◆ **Task**:
Each line below should be repeated exactly, but no picture should be carried over.

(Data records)
- - - - - - -

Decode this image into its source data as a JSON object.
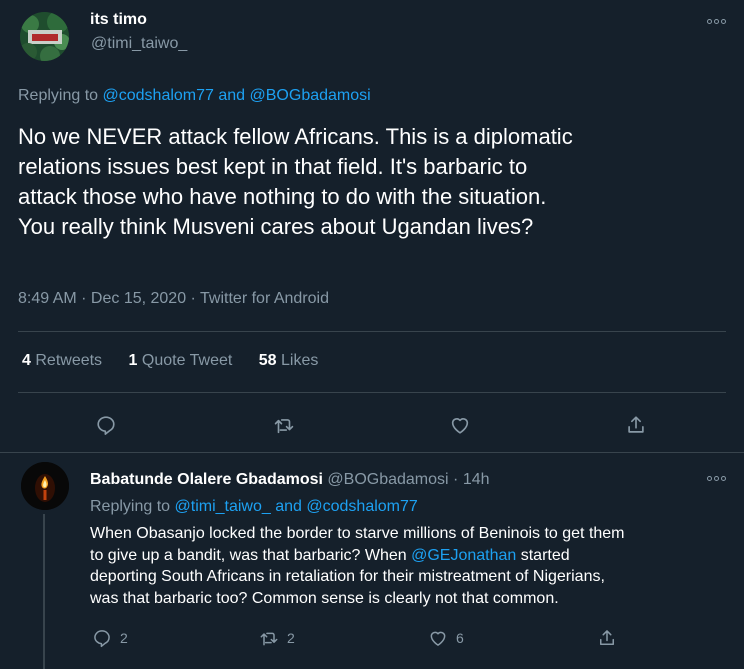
{
  "tweet": {
    "author_name": "its timo",
    "author_handle": "@timi_taiwo_",
    "replying_prefix": "Replying to ",
    "replying_user1": "@codshalom77",
    "replying_and": " and ",
    "replying_user2": "@BOGbadamosi",
    "text": "No we NEVER attack fellow Africans. This is a diplomatic\nrelations issues best kept in that field. It's barbaric to\nattack those who have nothing to do with the situation.\nYou really think Musveni cares about Ugandan lives?",
    "meta": "8:49 AM · Dec 15, 2020 · Twitter for Android",
    "stats": {
      "retweets_count": "4",
      "retweets_label": "Retweets",
      "quotes_count": "1",
      "quotes_label": "Quote Tweet",
      "likes_count": "58",
      "likes_label": "Likes"
    },
    "actions": [
      "reply-icon",
      "retweet-icon",
      "like-icon",
      "share-icon"
    ]
  },
  "reply": {
    "author_name": "Babatunde Olalere Gbadamosi",
    "author_handle": "@BOGbadamosi",
    "time": " · 14h",
    "replying_prefix": "Replying to ",
    "replying_user1": "@timi_taiwo_",
    "replying_and": " and ",
    "replying_user2": "@codshalom77",
    "line1": "When Obasanjo locked the border to starve millions of Beninois to get them",
    "line2": "to give up a bandit, was that barbaric? When ",
    "mention": "@GEJonathan",
    "line2_end": " started",
    "line3": "deporting South Africans in retaliation for their mistreatment of Nigerians,",
    "line4": "was that barbaric too? Common sense is clearly not that common.",
    "reply_count": "2",
    "retweet_count": "2",
    "like_count": "6"
  },
  "colors": {
    "background": "#15202b",
    "secondary_text": "#8899a6",
    "link": "#1da1f2",
    "divider": "#38444d"
  }
}
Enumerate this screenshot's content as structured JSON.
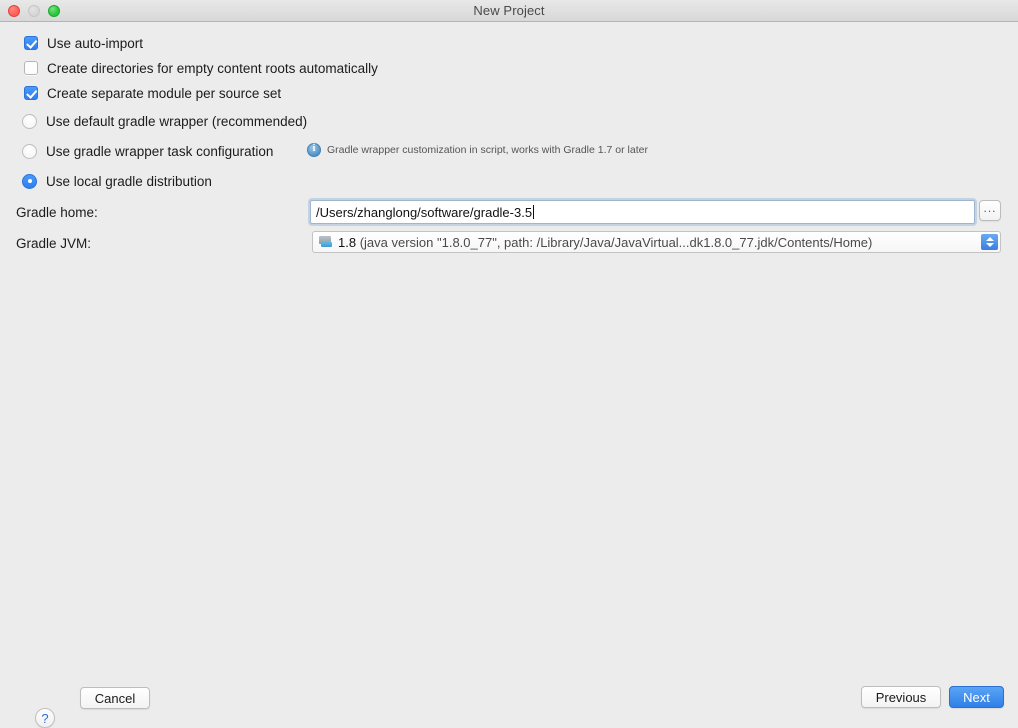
{
  "window": {
    "title": "New Project",
    "traffic_lights": [
      "close-button",
      "minimize-button",
      "maximize-button"
    ]
  },
  "options": {
    "checkboxes": [
      {
        "label": "Use auto-import",
        "checked": true
      },
      {
        "label": "Create directories for empty content roots automatically",
        "checked": false
      },
      {
        "label": "Create separate module per source set",
        "checked": true
      }
    ],
    "radios": [
      {
        "label": "Use default gradle wrapper (recommended)",
        "selected": false
      },
      {
        "label": "Use gradle wrapper task configuration",
        "selected": false
      },
      {
        "label": "Use local gradle distribution",
        "selected": true
      }
    ],
    "hint": {
      "icon": "info-icon",
      "text": "Gradle wrapper customization in script, works with Gradle 1.7 or later"
    }
  },
  "form": {
    "gradle_home": {
      "label": "Gradle home:",
      "value": "/Users/zhanglong/software/gradle-3.5",
      "placeholder": "",
      "browse_label": "..."
    },
    "gradle_jvm": {
      "label": "Gradle JVM:",
      "icon": "jdk-icon",
      "version": "1.8",
      "details": " (java version \"1.8.0_77\", path: /Library/Java/JavaVirtual...dk1.8.0_77.jdk/Contents/Home)"
    }
  },
  "footer": {
    "help_label": "?",
    "cancel_label": "Cancel",
    "previous_label": "Previous",
    "next_label": "Next"
  },
  "colors": {
    "accent": "#2d7ff0",
    "window_bg": "#ececec",
    "titlebar": "#e0e0e0",
    "close": "#ff5f57",
    "minimize": "#d6d6d6",
    "maximize": "#28c840"
  }
}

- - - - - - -

◆ **Answer section**:
Decode this image into its source data as a JSON object.
{
  "tweet": {
    "author_name": "its timo",
    "author_handle": "@timi_taiwo_",
    "replying_prefix": "Replying to ",
    "replying_user1": "@codshalom77",
    "replying_and": " and ",
    "replying_user2": "@BOGbadamosi",
    "text": "No we NEVER attack fellow Africans. This is a diplomatic\nrelations issues best kept in that field. It's barbaric to\nattack those who have nothing to do with the situation.\nYou really think Musveni cares about Ugandan lives?",
    "meta": "8:49 AM · Dec 15, 2020 · Twitter for Android",
    "stats": {
      "retweets_count": "4",
      "retweets_label": "Retweets",
      "quotes_count": "1",
      "quotes_label": "Quote Tweet",
      "likes_count": "58",
      "likes_label": "Likes"
    },
    "actions": [
      "reply-icon",
      "retweet-icon",
      "like-icon",
      "share-icon"
    ]
  },
  "reply": {
    "author_name": "Babatunde Olalere Gbadamosi",
    "author_handle": "@BOGbadamosi",
    "time": " · 14h",
    "replying_prefix": "Replying to ",
    "replying_user1": "@timi_taiwo_",
    "replying_and": " and ",
    "replying_user2": "@codshalom77",
    "line1": "When Obasanjo locked the border to starve millions of Beninois to get them",
    "line2": "to give up a bandit, was that barbaric? When ",
    "mention": "@GEJonathan",
    "line2_end": " started",
    "line3": "deporting South Africans in retaliation for their mistreatment of Nigerians,",
    "line4": "was that barbaric too? Common sense is clearly not that common.",
    "reply_count": "2",
    "retweet_count": "2",
    "like_count": "6"
  },
  "colors": {
    "background": "#15202b",
    "secondary_text": "#8899a6",
    "link": "#1da1f2",
    "divider": "#38444d"
  }
}
Enumerate this screenshot's content as structured JSON.
{
  "window": {
    "title": "New Project",
    "traffic_lights": [
      "close-button",
      "minimize-button",
      "maximize-button"
    ]
  },
  "options": {
    "checkboxes": [
      {
        "label": "Use auto-import",
        "checked": true
      },
      {
        "label": "Create directories for empty content roots automatically",
        "checked": false
      },
      {
        "label": "Create separate module per source set",
        "checked": true
      }
    ],
    "radios": [
      {
        "label": "Use default gradle wrapper (recommended)",
        "selected": false
      },
      {
        "label": "Use gradle wrapper task configuration",
        "selected": false
      },
      {
        "label": "Use local gradle distribution",
        "selected": true
      }
    ],
    "hint": {
      "icon": "info-icon",
      "text": "Gradle wrapper customization in script, works with Gradle 1.7 or later"
    }
  },
  "form": {
    "gradle_home": {
      "label": "Gradle home:",
      "value": "/Users/zhanglong/software/gradle-3.5",
      "placeholder": "",
      "browse_label": "..."
    },
    "gradle_jvm": {
      "label": "Gradle JVM:",
      "icon": "jdk-icon",
      "version": "1.8",
      "details": " (java version \"1.8.0_77\", path: /Library/Java/JavaVirtual...dk1.8.0_77.jdk/Contents/Home)"
    }
  },
  "footer": {
    "help_label": "?",
    "cancel_label": "Cancel",
    "previous_label": "Previous",
    "next_label": "Next"
  },
  "colors": {
    "accent": "#2d7ff0",
    "window_bg": "#ececec",
    "titlebar": "#e0e0e0",
    "close": "#ff5f57",
    "minimize": "#d6d6d6",
    "maximize": "#28c840"
  }
}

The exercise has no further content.